Last night, President Barack Obama delivered a strong and optimistic message to the entire governmental body and the nation in his first Presidential address. A speech that hit on the major components of the newly passed Recovery Law, critics say that President Obama’s tone was more hopeful regarding the economic crisis the United States faces.
Yet, President Obama did not lose his edge. Refusing to waver on tough, honest language, something that we Americans are not used to from our leaders, President Obama was able to map out a strategy that he proposes will lift America out of the recession.
Here are some of the highlights from that address:
“But while our economy may be weakened and our confidence shaken, though we are living through difficult and uncertain times, tonight i want every American to know this, we will rebuild, we will recover, and The United States will emerge stronger than before!”
“Over the next two years, the plan (The Recovery Law) will save or create 3.5 million jobs…”
“(The Recovery Law) will help families facing the threat of foreclosure lower their monthly payments and refinance their mortgages.”
“It’s not about helping banks-its about helping people. It’s not about helping banks. It’s about helping people.”
“My budget does not attempt to solve every problem or address every issue. It reflects the stark reality of what we’ve inherited-a trillion dollar deficit-a financial crisis, and a costly recession.”
“Everyone recognizes that years of bad decision making and a global recession have pushed our auto makers to the brink. We should not, and will not, protect them from their own bad practices. But we are committed to the goal of a retooled, re-imagined auto industry that can compete and win. Millions of jobs depend on it. Scores of communities depend on it. And I believe the nation that invented the automobile cannot walk away from it.”
(Note: Germany invented the automobile. The very first car was a Benz.

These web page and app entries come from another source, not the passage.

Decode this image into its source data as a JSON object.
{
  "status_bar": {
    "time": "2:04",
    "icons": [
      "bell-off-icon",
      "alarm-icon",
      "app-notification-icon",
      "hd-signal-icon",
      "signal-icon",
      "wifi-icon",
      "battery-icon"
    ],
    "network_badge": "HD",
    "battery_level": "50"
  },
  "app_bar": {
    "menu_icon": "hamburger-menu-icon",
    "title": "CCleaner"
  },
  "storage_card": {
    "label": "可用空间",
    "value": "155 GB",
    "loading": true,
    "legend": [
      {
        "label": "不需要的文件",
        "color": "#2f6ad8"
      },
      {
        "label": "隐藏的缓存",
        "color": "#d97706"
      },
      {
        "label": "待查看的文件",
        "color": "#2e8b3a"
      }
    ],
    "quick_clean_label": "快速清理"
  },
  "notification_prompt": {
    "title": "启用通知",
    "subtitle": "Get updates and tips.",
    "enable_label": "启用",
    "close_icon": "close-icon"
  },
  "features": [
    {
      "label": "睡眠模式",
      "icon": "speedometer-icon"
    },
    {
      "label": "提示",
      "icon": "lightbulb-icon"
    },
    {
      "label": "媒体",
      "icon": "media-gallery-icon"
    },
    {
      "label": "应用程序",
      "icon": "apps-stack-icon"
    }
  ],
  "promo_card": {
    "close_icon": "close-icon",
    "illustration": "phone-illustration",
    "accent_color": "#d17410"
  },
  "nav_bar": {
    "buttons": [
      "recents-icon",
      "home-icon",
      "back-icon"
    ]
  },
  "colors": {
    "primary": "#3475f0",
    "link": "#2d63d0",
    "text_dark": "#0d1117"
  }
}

However, Henry Ford conceived of a plan to make cars affordable for everyone and created a process of manufacturing them at a rapt and orderly rate.)